## PROVIDED MATERIAL
───

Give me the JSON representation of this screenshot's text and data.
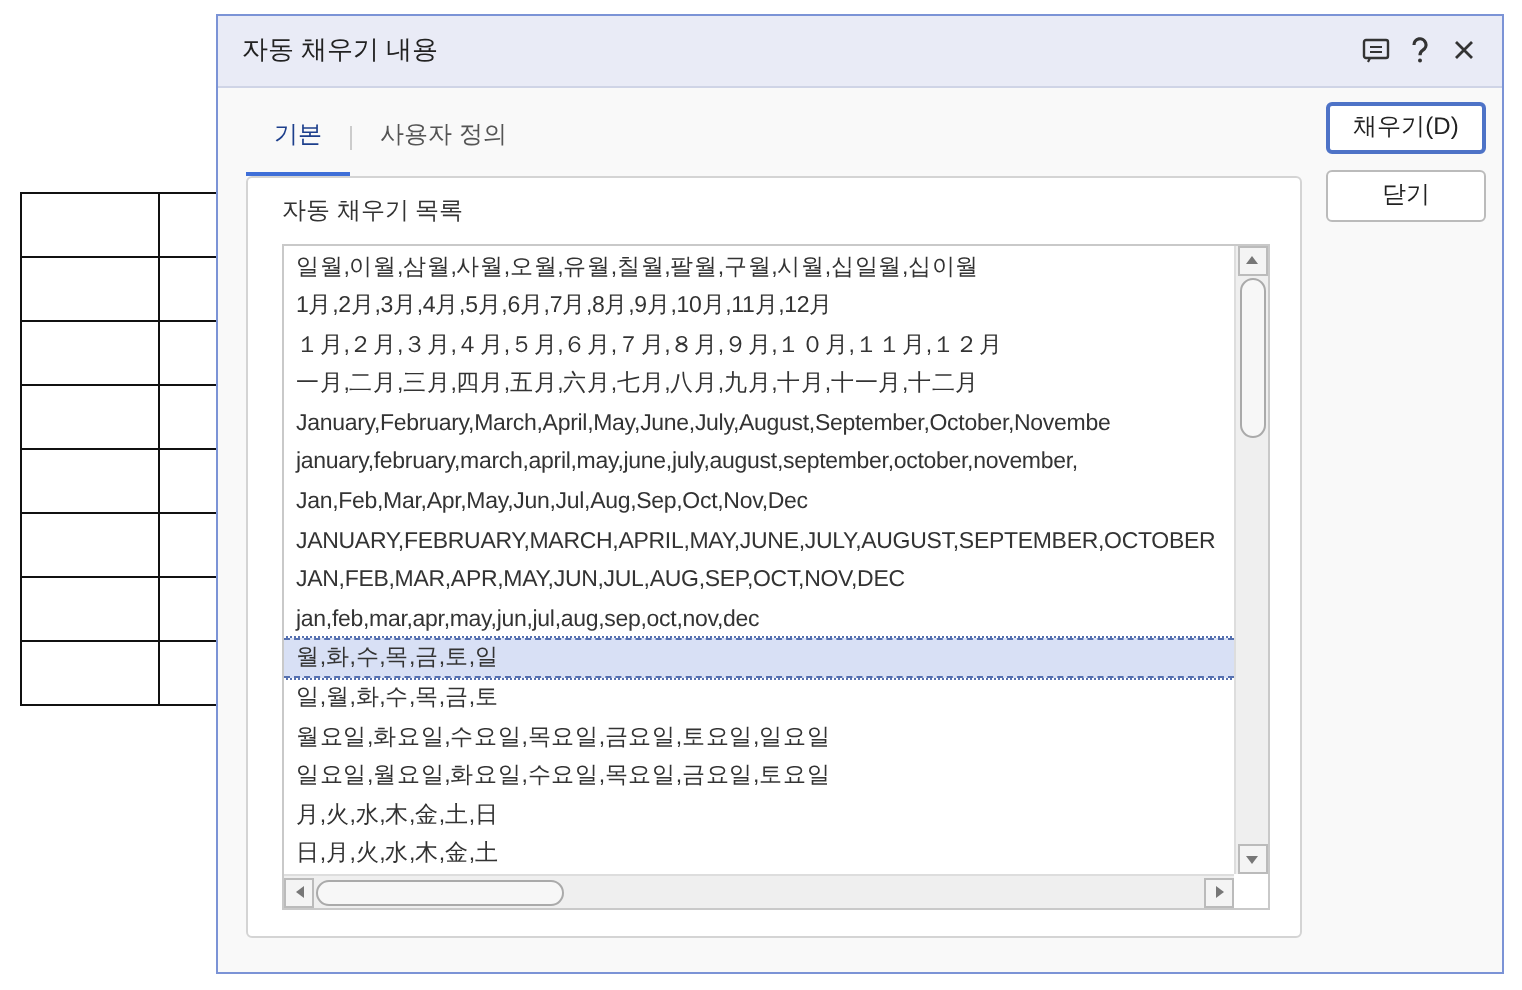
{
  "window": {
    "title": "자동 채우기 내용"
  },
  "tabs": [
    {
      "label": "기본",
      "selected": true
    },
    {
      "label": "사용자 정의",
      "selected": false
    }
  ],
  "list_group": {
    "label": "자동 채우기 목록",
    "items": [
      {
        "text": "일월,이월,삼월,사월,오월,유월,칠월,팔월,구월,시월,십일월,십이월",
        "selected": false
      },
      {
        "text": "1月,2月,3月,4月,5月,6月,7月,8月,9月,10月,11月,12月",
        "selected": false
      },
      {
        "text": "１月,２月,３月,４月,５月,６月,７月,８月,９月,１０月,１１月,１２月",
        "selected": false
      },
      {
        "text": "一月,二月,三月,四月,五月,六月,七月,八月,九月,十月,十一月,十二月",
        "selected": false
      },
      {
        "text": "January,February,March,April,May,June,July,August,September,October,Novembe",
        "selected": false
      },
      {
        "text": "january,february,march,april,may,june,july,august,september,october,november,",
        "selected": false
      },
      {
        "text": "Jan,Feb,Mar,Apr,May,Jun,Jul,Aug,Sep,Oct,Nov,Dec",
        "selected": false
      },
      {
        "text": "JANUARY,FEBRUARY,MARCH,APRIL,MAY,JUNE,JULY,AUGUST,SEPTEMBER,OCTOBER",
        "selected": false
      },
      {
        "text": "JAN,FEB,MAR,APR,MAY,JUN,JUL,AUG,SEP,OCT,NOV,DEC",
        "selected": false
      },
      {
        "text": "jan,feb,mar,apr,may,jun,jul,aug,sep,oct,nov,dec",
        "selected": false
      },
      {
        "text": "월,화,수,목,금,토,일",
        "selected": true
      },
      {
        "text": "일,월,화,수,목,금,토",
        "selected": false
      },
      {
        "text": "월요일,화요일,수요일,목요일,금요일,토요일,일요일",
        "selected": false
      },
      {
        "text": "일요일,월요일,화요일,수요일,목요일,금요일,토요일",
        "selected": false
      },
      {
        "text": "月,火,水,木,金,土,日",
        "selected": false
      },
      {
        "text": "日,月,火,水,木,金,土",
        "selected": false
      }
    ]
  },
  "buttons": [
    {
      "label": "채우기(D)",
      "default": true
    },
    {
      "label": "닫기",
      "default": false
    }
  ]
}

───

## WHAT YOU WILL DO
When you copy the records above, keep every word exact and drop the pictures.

## EXERCISE OUTPUT
Give me the JSON representation of this screenshot's text and data.
{
  "window": {
    "title": "자동 채우기 내용"
  },
  "tabs": [
    {
      "label": "기본",
      "selected": true
    },
    {
      "label": "사용자 정의",
      "selected": false
    }
  ],
  "list_group": {
    "label": "자동 채우기 목록",
    "items": [
      {
        "text": "일월,이월,삼월,사월,오월,유월,칠월,팔월,구월,시월,십일월,십이월",
        "selected": false
      },
      {
        "text": "1月,2月,3月,4月,5月,6月,7月,8月,9月,10月,11月,12月",
        "selected": false
      },
      {
        "text": "１月,２月,３月,４月,５月,６月,７月,８月,９月,１０月,１１月,１２月",
        "selected": false
      },
      {
        "text": "一月,二月,三月,四月,五月,六月,七月,八月,九月,十月,十一月,十二月",
        "selected": false
      },
      {
        "text": "January,February,March,April,May,June,July,August,September,October,Novembe",
        "selected": false
      },
      {
        "text": "january,february,march,april,may,june,july,august,september,october,november,",
        "selected": false
      },
      {
        "text": "Jan,Feb,Mar,Apr,May,Jun,Jul,Aug,Sep,Oct,Nov,Dec",
        "selected": false
      },
      {
        "text": "JANUARY,FEBRUARY,MARCH,APRIL,MAY,JUNE,JULY,AUGUST,SEPTEMBER,OCTOBER",
        "selected": false
      },
      {
        "text": "JAN,FEB,MAR,APR,MAY,JUN,JUL,AUG,SEP,OCT,NOV,DEC",
        "selected": false
      },
      {
        "text": "jan,feb,mar,apr,may,jun,jul,aug,sep,oct,nov,dec",
        "selected": false
      },
      {
        "text": "월,화,수,목,금,토,일",
        "selected": true
      },
      {
        "text": "일,월,화,수,목,금,토",
        "selected": false
      },
      {
        "text": "월요일,화요일,수요일,목요일,금요일,토요일,일요일",
        "selected": false
      },
      {
        "text": "일요일,월요일,화요일,수요일,목요일,금요일,토요일",
        "selected": false
      },
      {
        "text": "月,火,水,木,金,土,日",
        "selected": false
      },
      {
        "text": "日,月,火,水,木,金,土",
        "selected": false
      }
    ]
  },
  "buttons": [
    {
      "label": "채우기(D)",
      "default": true
    },
    {
      "label": "닫기",
      "default": false
    }
  ]
}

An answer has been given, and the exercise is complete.